- Work instruction: Please check every line of the listing for "duration" and copy each line where it is found.

- The data:
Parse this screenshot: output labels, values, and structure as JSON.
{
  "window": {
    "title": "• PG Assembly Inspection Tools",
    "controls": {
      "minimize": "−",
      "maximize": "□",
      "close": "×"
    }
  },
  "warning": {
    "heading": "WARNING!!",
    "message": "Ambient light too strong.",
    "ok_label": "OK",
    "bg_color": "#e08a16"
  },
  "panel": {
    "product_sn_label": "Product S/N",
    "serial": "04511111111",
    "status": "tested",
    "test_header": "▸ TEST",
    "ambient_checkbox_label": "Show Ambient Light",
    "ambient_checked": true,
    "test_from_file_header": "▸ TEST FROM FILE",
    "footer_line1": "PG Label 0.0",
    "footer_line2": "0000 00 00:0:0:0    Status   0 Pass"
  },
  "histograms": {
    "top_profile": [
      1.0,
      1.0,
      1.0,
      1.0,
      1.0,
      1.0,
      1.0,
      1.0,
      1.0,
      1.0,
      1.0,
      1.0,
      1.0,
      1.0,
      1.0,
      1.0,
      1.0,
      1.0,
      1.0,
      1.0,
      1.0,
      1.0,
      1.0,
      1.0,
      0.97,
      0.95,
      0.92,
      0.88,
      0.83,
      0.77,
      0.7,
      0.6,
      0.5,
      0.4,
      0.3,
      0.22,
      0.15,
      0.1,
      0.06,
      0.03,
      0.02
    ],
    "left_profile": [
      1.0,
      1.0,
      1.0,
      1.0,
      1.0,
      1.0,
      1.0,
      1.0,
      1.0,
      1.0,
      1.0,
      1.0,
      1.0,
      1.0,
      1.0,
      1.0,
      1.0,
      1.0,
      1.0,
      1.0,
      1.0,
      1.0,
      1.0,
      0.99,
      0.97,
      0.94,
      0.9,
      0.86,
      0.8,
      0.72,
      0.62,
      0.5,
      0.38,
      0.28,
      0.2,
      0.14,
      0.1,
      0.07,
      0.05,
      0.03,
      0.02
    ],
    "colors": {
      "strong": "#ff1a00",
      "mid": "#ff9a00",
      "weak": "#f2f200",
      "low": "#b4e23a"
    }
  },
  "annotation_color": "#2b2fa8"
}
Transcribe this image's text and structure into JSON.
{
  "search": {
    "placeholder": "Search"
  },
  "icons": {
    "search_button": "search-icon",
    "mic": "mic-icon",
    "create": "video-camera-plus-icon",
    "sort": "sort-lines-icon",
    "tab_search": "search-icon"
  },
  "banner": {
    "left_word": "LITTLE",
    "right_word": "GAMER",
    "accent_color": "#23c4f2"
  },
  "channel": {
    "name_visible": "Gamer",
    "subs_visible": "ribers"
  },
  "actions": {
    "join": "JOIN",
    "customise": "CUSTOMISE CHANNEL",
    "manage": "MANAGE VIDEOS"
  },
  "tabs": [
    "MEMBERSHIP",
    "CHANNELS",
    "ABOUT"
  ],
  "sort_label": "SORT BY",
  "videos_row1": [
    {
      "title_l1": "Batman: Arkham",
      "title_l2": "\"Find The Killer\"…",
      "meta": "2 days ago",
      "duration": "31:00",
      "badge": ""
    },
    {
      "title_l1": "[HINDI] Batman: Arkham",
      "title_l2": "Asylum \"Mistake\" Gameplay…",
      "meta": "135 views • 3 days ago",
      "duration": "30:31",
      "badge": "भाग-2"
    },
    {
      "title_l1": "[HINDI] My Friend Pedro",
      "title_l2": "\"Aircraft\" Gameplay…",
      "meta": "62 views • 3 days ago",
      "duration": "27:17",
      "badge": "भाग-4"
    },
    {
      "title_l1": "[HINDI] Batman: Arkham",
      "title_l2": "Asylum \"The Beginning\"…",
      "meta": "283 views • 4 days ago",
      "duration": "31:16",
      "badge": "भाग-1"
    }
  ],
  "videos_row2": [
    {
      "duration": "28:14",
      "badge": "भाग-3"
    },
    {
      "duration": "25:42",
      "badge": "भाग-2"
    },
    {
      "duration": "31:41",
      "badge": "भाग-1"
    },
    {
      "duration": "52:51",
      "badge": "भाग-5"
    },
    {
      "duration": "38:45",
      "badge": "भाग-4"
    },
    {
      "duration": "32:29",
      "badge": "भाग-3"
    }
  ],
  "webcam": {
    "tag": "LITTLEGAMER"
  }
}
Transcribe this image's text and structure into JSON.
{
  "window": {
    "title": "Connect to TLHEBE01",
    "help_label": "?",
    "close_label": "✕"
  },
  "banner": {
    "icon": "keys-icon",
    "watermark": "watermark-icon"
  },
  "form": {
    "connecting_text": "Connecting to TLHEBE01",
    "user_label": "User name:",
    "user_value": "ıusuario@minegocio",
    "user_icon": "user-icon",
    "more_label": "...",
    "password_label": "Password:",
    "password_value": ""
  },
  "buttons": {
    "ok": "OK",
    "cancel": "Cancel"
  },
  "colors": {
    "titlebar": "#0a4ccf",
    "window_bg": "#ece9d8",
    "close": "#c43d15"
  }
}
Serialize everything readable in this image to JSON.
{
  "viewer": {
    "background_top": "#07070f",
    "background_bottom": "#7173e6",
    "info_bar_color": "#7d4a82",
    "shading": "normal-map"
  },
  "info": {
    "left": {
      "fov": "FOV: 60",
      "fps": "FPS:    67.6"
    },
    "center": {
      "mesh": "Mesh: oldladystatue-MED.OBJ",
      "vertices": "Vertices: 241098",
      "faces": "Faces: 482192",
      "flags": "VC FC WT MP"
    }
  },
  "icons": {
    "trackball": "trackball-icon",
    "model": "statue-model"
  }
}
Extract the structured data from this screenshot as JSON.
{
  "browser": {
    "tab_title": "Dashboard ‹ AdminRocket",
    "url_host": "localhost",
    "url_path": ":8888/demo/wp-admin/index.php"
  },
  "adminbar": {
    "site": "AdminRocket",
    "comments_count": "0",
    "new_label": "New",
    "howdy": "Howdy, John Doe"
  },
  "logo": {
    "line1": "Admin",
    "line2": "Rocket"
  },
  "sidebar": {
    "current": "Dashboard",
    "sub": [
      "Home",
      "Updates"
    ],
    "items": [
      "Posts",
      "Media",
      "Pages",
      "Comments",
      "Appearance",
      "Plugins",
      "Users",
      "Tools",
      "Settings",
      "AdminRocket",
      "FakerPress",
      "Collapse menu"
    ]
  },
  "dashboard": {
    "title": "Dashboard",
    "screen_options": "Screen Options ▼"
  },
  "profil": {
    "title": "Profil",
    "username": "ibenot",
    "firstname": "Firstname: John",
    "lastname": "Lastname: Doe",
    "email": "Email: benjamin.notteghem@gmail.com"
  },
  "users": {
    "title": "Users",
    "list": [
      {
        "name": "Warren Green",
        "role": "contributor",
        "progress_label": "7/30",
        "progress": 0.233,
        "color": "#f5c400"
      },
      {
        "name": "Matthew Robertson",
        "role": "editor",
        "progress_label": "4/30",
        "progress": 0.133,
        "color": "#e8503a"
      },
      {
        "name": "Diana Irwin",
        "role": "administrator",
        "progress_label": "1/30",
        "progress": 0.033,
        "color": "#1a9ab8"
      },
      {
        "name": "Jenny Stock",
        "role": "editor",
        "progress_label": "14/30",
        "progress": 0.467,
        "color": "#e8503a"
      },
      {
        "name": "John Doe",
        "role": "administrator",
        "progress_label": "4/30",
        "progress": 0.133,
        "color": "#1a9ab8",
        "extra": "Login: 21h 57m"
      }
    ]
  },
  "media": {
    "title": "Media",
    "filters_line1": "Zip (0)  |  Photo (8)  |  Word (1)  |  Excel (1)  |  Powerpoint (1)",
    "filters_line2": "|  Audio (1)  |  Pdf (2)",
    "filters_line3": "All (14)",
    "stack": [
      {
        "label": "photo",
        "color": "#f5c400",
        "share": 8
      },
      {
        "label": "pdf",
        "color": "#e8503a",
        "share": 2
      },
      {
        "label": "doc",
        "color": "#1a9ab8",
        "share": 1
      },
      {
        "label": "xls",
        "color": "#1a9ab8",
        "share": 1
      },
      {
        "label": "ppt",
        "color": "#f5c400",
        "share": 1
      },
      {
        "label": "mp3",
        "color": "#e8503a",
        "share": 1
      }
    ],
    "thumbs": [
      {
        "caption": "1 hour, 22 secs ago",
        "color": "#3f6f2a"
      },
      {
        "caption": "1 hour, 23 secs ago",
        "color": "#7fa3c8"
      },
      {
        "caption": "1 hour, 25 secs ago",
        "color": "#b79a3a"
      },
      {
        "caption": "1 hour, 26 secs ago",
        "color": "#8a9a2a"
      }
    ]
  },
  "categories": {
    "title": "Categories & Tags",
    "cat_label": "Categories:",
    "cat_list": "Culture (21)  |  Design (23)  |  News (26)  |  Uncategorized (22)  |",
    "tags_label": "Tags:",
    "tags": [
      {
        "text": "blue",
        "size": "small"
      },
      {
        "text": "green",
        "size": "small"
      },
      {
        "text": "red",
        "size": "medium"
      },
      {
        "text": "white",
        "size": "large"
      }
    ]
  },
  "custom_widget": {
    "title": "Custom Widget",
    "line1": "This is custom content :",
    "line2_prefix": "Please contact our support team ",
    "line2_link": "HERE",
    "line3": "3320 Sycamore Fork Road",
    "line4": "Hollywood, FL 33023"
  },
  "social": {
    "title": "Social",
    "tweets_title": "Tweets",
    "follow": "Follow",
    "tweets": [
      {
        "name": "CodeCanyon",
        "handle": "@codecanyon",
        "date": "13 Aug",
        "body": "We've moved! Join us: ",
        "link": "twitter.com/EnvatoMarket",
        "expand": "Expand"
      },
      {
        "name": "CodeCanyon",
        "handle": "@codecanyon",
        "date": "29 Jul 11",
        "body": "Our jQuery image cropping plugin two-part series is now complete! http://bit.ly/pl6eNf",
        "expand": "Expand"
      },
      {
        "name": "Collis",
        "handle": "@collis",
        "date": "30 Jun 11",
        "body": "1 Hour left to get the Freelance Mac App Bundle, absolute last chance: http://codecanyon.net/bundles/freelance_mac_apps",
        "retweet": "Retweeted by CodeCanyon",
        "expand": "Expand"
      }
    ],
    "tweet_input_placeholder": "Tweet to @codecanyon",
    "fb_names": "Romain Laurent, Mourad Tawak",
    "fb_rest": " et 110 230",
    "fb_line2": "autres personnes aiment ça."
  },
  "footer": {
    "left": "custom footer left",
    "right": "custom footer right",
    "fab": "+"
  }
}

- Solution for this problem:
      "duration": "31:00",
      "duration": "30:31",
      "duration": "27:17",
      "duration": "31:16",
      "duration": "28:14",
      "duration": "25:42",
      "duration": "31:41",
      "duration": "52:51",
      "duration": "38:45",
      "duration": "32:29",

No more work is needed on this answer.